Website and app data records:

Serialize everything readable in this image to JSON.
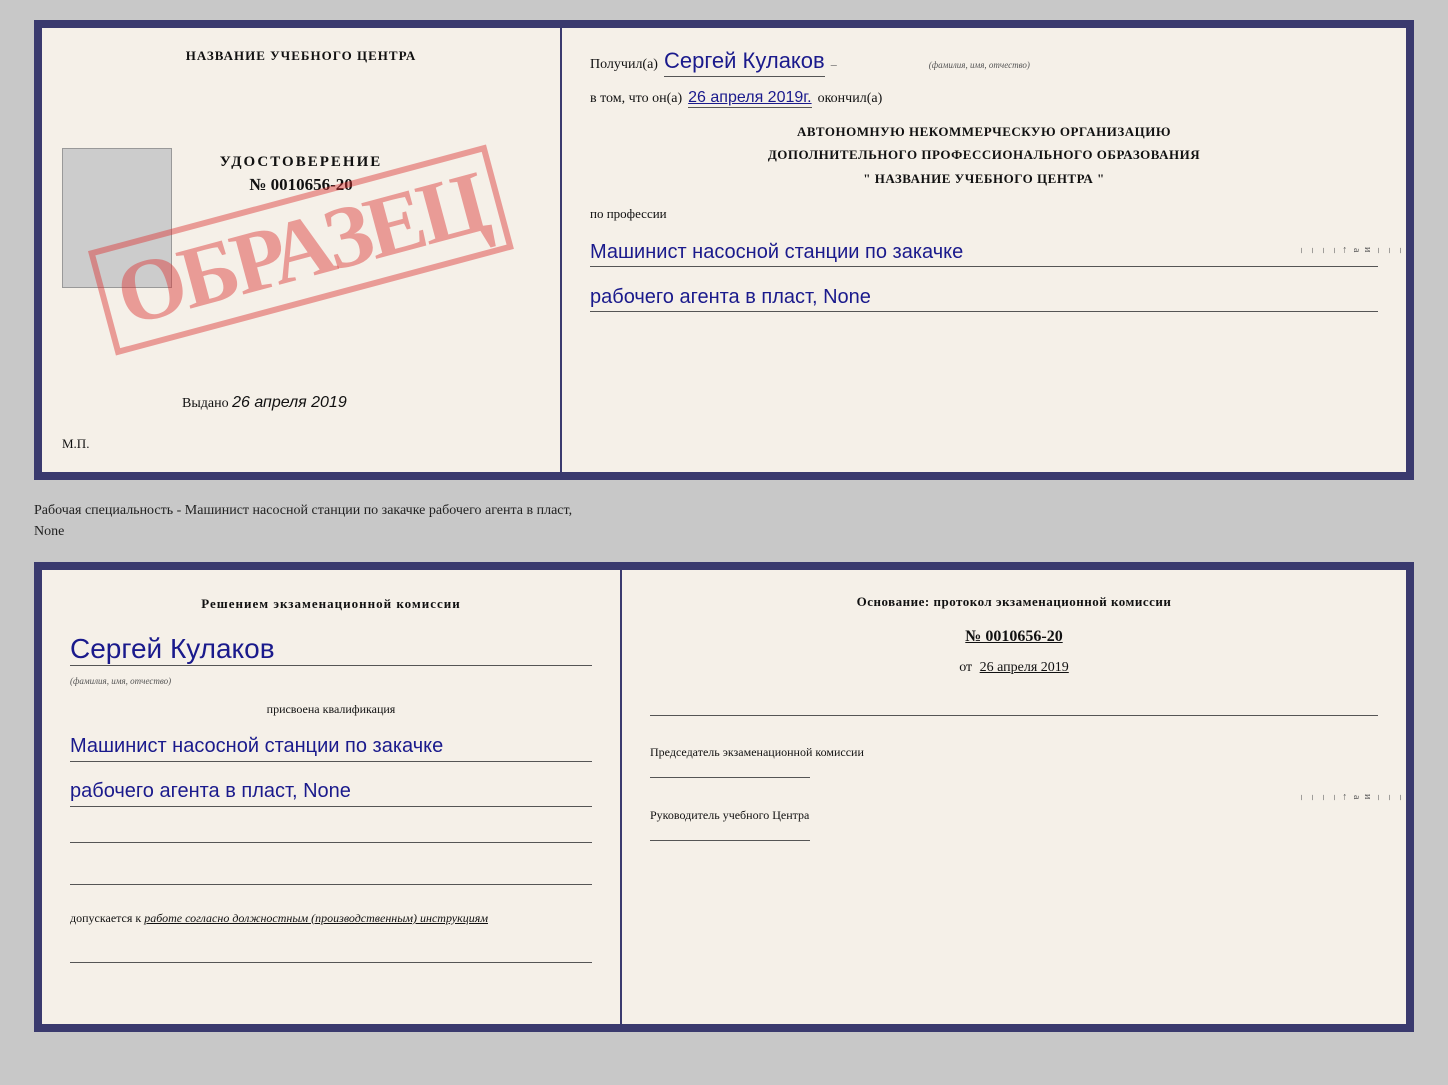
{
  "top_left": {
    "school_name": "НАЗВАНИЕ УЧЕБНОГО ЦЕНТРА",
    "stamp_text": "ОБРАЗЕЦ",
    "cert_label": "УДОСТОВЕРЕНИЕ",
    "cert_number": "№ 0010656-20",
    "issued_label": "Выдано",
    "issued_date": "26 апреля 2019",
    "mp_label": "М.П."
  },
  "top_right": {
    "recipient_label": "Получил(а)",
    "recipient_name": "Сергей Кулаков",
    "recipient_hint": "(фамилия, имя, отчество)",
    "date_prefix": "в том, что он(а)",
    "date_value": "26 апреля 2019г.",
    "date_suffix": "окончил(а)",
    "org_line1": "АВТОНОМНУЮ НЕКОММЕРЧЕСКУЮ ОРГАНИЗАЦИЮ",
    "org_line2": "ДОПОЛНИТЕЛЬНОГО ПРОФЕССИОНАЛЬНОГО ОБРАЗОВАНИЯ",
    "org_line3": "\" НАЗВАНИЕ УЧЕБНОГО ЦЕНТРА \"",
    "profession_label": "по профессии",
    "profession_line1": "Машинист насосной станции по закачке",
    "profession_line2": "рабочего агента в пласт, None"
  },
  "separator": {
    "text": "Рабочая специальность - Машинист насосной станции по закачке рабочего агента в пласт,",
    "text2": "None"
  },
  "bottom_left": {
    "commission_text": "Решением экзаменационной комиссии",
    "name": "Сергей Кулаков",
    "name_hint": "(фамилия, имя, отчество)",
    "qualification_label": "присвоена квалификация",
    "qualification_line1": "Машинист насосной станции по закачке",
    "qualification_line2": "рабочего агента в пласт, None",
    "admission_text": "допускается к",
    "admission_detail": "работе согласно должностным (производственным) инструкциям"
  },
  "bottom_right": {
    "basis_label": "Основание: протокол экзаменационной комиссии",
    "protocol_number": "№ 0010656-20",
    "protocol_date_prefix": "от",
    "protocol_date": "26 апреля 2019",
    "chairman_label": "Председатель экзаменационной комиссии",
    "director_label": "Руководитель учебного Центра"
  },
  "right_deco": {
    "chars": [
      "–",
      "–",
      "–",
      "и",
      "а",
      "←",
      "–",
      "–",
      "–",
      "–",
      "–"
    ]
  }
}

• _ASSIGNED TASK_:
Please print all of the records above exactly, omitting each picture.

• _REPLY TO THE TASK_:
Serialize everything readable in this image to JSON.
{
  "top_left": {
    "school_name": "НАЗВАНИЕ УЧЕБНОГО ЦЕНТРА",
    "stamp_text": "ОБРАЗЕЦ",
    "cert_label": "УДОСТОВЕРЕНИЕ",
    "cert_number": "№ 0010656-20",
    "issued_label": "Выдано",
    "issued_date": "26 апреля 2019",
    "mp_label": "М.П."
  },
  "top_right": {
    "recipient_label": "Получил(а)",
    "recipient_name": "Сергей Кулаков",
    "recipient_hint": "(фамилия, имя, отчество)",
    "date_prefix": "в том, что он(а)",
    "date_value": "26 апреля 2019г.",
    "date_suffix": "окончил(а)",
    "org_line1": "АВТОНОМНУЮ НЕКОММЕРЧЕСКУЮ ОРГАНИЗАЦИЮ",
    "org_line2": "ДОПОЛНИТЕЛЬНОГО ПРОФЕССИОНАЛЬНОГО ОБРАЗОВАНИЯ",
    "org_line3": "\" НАЗВАНИЕ УЧЕБНОГО ЦЕНТРА \"",
    "profession_label": "по профессии",
    "profession_line1": "Машинист насосной станции по закачке",
    "profession_line2": "рабочего агента в пласт, None"
  },
  "separator": {
    "text": "Рабочая специальность - Машинист насосной станции по закачке рабочего агента в пласт,",
    "text2": "None"
  },
  "bottom_left": {
    "commission_text": "Решением экзаменационной комиссии",
    "name": "Сергей Кулаков",
    "name_hint": "(фамилия, имя, отчество)",
    "qualification_label": "присвоена квалификация",
    "qualification_line1": "Машинист насосной станции по закачке",
    "qualification_line2": "рабочего агента в пласт, None",
    "admission_text": "допускается к",
    "admission_detail": "работе согласно должностным (производственным) инструкциям"
  },
  "bottom_right": {
    "basis_label": "Основание: протокол экзаменационной комиссии",
    "protocol_number": "№ 0010656-20",
    "protocol_date_prefix": "от",
    "protocol_date": "26 апреля 2019",
    "chairman_label": "Председатель экзаменационной комиссии",
    "director_label": "Руководитель учебного Центра"
  },
  "right_deco": {
    "chars": [
      "–",
      "–",
      "–",
      "и",
      "а",
      "←",
      "–",
      "–",
      "–",
      "–",
      "–"
    ]
  }
}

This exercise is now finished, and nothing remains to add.